Now that the iPhone 6 and iPhone 6 Plus models have been in the wild for a few days, users are beginning to test, benchmark, and otherwise pick apart their new iDevices.

One of the most useful new features is related to the larger batteries that are included in the iPhones, thanks to their bigger screens and bodies. The iPhone 6 Plus includes a 2915 mAh battery, almost twice as much as the iPhone 5s’ 1560 mAh unit, and considerably larger than the 1810 mAh battery in the iPhone 6.

Previous iPhones only charge at 5 watts, the maximum amount supplied by the smaller iPhone USB charger. The iPad has always included a larger 10- or 12-watt charger for its bigger battery. However, when the older iPhones were plugged into this higher-wattage charger, they would still only charge at 5 watts.

Now, with the iPhone 6 and 6 Plus, plugging into a higher-wattage charger allows the phone’s larger battery to charge considerably faster. Unfortunately, both iPhone 6 models include the older, slower-charging 5-watt USB charger, requiring new iPhone owners to purchase an alternate charger (or use one from an iPad) to maximize their charging speed.

Apple sells a 12-watt USB power adapter for $19 (USD) at all Apple Retail Stores and the Apple Online Store, but there are other good alternatives. Also, for those worried about hurting their iPhone or violating the warranty, Apple lists every iPhone model as “compatible” with the higher-wattage iPad charger on its website.

Mac models sold in the past few years are capable of supporting higher-wattage charging through their USB ports. To check if your Mac is capable of charging at higher speeds, plug in an iPhone 6 or 6 Plus (or any iPad), and do the following:

  1. Open the Apple Menu and select About This Mac
  2. Select More Info…
  3. Select System Report…
  4. Click USB in the left sidebar
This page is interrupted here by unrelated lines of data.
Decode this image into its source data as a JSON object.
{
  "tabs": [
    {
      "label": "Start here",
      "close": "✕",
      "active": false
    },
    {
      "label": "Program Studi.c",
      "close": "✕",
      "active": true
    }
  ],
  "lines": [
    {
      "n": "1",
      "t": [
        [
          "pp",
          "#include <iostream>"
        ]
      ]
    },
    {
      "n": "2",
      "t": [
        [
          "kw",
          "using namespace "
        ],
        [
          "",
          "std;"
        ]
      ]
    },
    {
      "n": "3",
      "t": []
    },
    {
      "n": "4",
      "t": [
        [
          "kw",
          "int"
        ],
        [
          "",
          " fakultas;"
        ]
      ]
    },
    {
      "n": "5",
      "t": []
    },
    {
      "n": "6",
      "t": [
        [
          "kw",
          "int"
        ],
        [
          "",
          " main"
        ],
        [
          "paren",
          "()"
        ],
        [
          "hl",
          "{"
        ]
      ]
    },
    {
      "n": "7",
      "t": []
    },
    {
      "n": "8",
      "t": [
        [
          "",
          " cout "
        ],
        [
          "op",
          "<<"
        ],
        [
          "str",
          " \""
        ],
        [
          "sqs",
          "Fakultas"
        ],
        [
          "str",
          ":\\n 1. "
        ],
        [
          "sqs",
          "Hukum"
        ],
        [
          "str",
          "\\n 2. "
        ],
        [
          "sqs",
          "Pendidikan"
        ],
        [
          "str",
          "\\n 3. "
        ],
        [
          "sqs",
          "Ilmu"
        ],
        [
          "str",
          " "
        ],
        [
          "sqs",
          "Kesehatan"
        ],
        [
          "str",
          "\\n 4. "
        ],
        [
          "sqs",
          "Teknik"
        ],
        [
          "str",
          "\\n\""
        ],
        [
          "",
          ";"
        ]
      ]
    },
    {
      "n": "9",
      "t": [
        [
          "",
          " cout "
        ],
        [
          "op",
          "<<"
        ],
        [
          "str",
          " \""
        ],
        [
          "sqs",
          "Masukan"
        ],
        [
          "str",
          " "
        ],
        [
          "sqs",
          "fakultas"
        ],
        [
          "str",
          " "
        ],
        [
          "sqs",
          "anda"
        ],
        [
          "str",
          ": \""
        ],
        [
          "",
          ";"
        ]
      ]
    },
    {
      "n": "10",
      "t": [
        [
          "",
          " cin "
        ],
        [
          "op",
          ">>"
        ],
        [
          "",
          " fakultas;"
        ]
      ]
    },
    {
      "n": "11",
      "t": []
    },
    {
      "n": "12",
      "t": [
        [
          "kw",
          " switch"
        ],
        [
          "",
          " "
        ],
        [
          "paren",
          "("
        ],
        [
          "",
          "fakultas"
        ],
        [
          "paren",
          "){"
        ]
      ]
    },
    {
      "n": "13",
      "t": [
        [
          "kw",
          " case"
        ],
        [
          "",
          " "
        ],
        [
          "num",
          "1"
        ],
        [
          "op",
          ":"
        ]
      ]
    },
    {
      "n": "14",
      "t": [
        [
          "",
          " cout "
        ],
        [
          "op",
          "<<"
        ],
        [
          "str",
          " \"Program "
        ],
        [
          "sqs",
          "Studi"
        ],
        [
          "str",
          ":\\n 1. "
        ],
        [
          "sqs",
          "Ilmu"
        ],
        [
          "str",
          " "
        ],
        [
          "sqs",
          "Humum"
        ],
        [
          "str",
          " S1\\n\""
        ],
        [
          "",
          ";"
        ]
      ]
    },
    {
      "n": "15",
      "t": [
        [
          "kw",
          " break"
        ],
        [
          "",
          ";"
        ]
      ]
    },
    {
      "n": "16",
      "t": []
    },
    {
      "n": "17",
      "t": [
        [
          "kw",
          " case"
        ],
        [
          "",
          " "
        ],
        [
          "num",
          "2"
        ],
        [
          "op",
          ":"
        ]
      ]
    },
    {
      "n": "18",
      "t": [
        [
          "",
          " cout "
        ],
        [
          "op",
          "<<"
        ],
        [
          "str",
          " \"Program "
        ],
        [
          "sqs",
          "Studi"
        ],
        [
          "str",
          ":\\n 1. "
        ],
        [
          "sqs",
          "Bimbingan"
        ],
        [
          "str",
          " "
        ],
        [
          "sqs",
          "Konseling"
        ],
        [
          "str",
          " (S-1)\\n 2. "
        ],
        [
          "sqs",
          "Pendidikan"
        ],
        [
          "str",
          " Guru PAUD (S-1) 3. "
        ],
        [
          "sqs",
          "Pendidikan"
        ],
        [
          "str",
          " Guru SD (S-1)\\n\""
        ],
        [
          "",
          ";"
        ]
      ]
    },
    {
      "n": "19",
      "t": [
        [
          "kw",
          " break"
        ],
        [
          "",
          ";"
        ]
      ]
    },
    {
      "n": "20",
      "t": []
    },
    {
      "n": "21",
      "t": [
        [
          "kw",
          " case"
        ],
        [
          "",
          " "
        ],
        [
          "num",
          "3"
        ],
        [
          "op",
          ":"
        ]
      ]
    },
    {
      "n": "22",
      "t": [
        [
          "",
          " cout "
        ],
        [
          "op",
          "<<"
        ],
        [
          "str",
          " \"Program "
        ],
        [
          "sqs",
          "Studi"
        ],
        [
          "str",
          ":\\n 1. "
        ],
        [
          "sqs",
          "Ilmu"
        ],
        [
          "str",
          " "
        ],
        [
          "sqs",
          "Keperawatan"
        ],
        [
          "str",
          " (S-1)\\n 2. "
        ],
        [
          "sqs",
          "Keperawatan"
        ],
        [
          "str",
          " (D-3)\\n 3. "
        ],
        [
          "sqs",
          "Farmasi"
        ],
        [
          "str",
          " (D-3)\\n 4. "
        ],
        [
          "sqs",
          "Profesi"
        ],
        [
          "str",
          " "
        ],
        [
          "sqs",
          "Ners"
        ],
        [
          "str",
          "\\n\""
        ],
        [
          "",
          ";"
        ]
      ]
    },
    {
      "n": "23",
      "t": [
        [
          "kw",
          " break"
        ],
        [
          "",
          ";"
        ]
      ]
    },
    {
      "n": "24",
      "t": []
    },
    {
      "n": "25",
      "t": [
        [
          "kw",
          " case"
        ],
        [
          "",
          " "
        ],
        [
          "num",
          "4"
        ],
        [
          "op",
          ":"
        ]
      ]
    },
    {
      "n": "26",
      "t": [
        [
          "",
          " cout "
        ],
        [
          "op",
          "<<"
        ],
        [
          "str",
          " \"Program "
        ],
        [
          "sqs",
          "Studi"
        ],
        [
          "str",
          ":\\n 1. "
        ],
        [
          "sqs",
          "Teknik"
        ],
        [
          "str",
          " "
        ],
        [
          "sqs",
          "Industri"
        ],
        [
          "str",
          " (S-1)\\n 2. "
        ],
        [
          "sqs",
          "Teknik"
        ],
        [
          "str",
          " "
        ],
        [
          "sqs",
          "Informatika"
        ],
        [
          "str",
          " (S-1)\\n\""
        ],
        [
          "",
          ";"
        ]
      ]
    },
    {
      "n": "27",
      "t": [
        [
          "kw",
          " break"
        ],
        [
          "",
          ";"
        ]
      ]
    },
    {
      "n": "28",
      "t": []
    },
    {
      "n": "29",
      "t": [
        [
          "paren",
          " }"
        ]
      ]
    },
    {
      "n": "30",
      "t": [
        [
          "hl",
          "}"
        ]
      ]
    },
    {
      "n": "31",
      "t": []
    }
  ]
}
In the USB Device Tree list, you should see an iPhone listed. If the computer is capable of higher-wattage charging, it will have “1600” listed under the “Extra Operating Current” item (which will say “500” if you plug in an older iPhone). If you plug an iPad or iPhone 6 into an older Mac that can’t support higher-wattage charging, “Extra Operating Current” will not display.

Aside from Apple’s 12-watt USB charger and newer Mac models, there are also third-party chargers that can support the higher charging speeds. Look for chargers that specifically support 2.1 amp charging. For example, The Wirecutter recommends the Scosche reVOLT 12W + 12W car charger, which can charge two devices simultaneously at 12 watts, plus a number of different USB hubs that are capable of charging at the higher 12-watt speed.

Whether you get a third-party charger or Apple’s own 12-watt adapter, I highly recommend that you pick one up if you’ve got a new iPhone 6 or 6 Plus. Informal testing has shown that a nearly-depleted iPhone 6 Plus can fully charge from the faster charger in little more than two hours, a huge improvement from the standard charger.

If only Apple had included the higher-wattage charger in the box.

How important is the speed when you’re charging your iPhone? Let us know in the comments below.